“An execution occurred on July 5th, 2005. Sgt. William McEntee was ambushed and shot five times in his police car. He crashed his car up the street and Kevin Johnson decided to be judge, jury and executioner when he walked back to Bill’s car, and he was on his hands and knees in his own pool of blood, when Kevin Johnson shot him two more times, execution style in the back of his head. A murder so bad, Kevin Johnson’s own cousin, who was watching this happen, had threw up.

“Our family chose not to focus on all the injustice and negativity that was said about Bill, my husband, a brother and father and son during this process. Instead, we surrounded ourselves with faith, family, friends and love, and those who knew what a good man Bill was and that loved him.

“All the slanders and comments and judgements are unfounded and simply not true. To slander a good man’s name and try to tarnish his reputation and spew hate is just, just to change to the sentence that was a horrible thing to do to our family.

“Bill was killed on his hands and knees in front of strangers and people he dedicated his life to. When he left for work that day, we could not imagine that he would be executed by someone he gave his life to protect.

“Bill didn’t get to fight for his life. He didn’t have the chance to be heard before a jury to decide whether he would live or die.

“His children were devastated that their dad was murdered, being 7, 10, and 13. They didn’t have a chance to say goodbye. It took 17 years of grieving and pushing forward to get to this point today.

“This is something I hope no other family has to go through, because you truly never forget or get over. Our family has been able to get through this the best we can despite all the obstacles that have been thrown at us including the constant attacks of Bill’s character. During this process, many have forgotten, Bill was the victim.

“We miss Bill every day of our lives.
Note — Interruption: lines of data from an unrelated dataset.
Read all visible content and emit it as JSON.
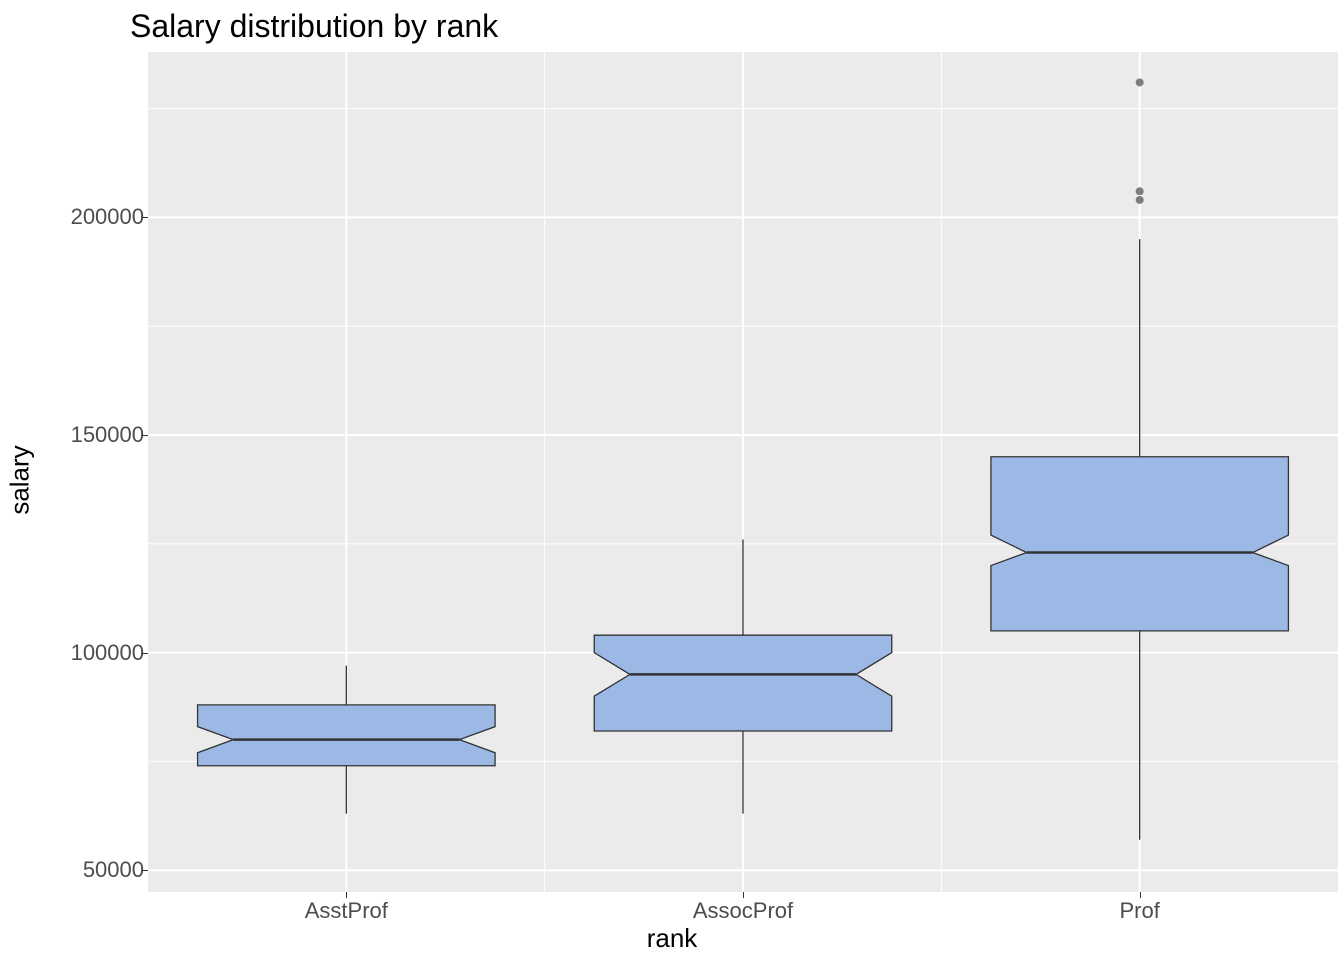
{
  "chart_data": {
    "type": "boxplot",
    "title": "Salary distribution by rank",
    "xlabel": "rank",
    "ylabel": "salary",
    "categories": [
      "AsstProf",
      "AssocProf",
      "Prof"
    ],
    "y_ticks": [
      50000,
      100000,
      150000,
      200000
    ],
    "ylim": [
      45000,
      238000
    ],
    "notched": true,
    "fill": "#9cb9e6",
    "stroke": "#333333",
    "series": [
      {
        "name": "AsstProf",
        "min": 63000,
        "q1": 74000,
        "median": 80000,
        "q3": 88000,
        "max": 97000,
        "notch_lo": 77000,
        "notch_hi": 83000,
        "outliers": []
      },
      {
        "name": "AssocProf",
        "min": 63000,
        "q1": 82000,
        "median": 95000,
        "q3": 104000,
        "max": 126000,
        "notch_lo": 90000,
        "notch_hi": 100000,
        "outliers": []
      },
      {
        "name": "Prof",
        "min": 57000,
        "q1": 105000,
        "median": 123000,
        "q3": 145000,
        "max": 195000,
        "notch_lo": 120000,
        "notch_hi": 127000,
        "outliers": [
          204000,
          206000,
          231000
        ]
      }
    ]
  }
}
We are broken, and he was executed July 5th, 2005. Our family would like to thank the hard work and endless hours put in for justice for Bill: Bob McCulloch, Lisa Jones, victims service advocate, and the attorney generals’ office, who have worked tirelessly and for our family.”